The valley at Redbridge is naturally narrow. This, coupled with obstruction to water flow and loss of floodplain due to man-made structures, including old landfill, and severe pinchpoints on watercourses, leads to water being held back in the floodplain. This can affect all settlements in the west Oxford floodplain upstream, including Oxford itself.

In late 2006/early 2007, a serious pinchpoint on Hinksey Stream, at Towle’s Mill, Redbridge, was removed by the Environment Agency. In the summer of 2008 they cleared the watercourses of vegetation and carried out desilting at Redbridge. There remained however three principal pinchpoints (map) restricting water at Redbridge at the southern end of the western  floodplain. OFA highlighted these to the Environment Agency and Network Rail and have worked with them to come up with solutions.

redbridge pinchpoints map











Our campaigning, and the work of our partners, has brought results:

Point 1 on the map is a large (60 ft) culvert, known as Munday’s underbridge, under the railway, and the channel known as Hinksey Drain leading to it. There is obstruction to flow here from: channel restriction due to poor maintenance and plant growth; a wall built across the channel; a 90 cm road drain pipe jutting into the channel; soil and plant growth filling in half the culvert; severe silting under the culvert; narrowing of the channel beyond, before it connects to Hinksey Stream, due to lack of maintenance.

The Environment Agency carried out improvement works here in April 2009.

Further extensive work, sorting out the remaining* problems, was done in 2013 as a multi-partner project. *Though, as at December 2014, making a properly profiled channel under the bridge has still not been achieved.

Point 2 is a redundant level crossing bridge, which restricts flow.
Network Rail removed the bridge in January 2010.

Point 3 is a roadway that allows access to the railway track and sidings where gravel is stored in bulk.
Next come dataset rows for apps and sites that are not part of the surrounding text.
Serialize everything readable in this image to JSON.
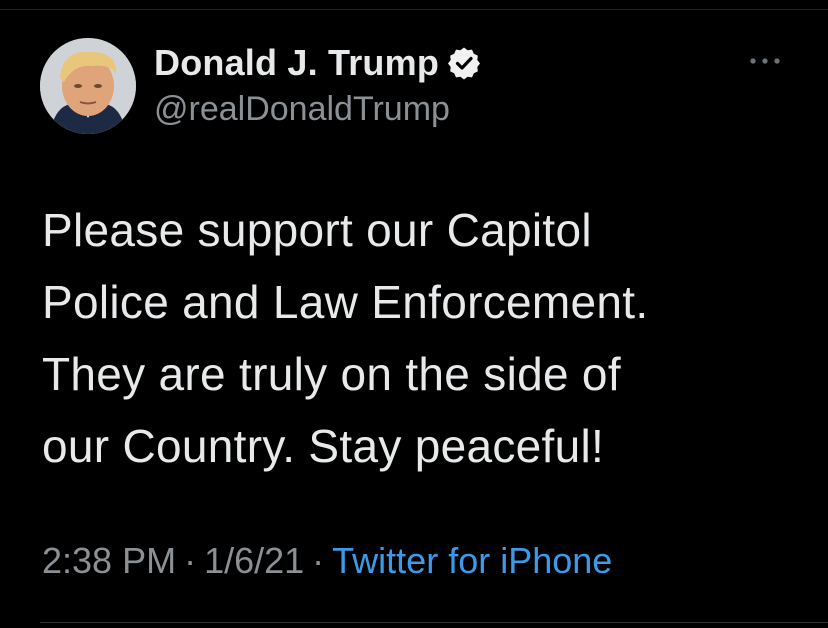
{
  "user": {
    "display_name": "Donald J. Trump",
    "handle": "@realDonaldTrump",
    "verified": true
  },
  "tweet": {
    "lines": [
      "Please support our Capitol",
      "Police and Law Enforcement.",
      "They are truly on the side of",
      "our Country. Stay peaceful!"
    ],
    "time": "2:38 PM",
    "date": "1/6/21",
    "separator": "·",
    "source": "Twitter for iPhone"
  },
  "icons": {
    "verified": "verified-badge-icon",
    "more": "more-options-icon"
  },
  "colors": {
    "background": "#000000",
    "text": "#e7e9ea",
    "secondary": "#8b9095",
    "link": "#3d9ae8"
  }
}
The road is raised above the floodplain but the culverts provided beneath the road are totally inadequate for the volume of water present during flood conditions, so it acts as a dam.
Large flood culverts were installed by the EA in November 2009.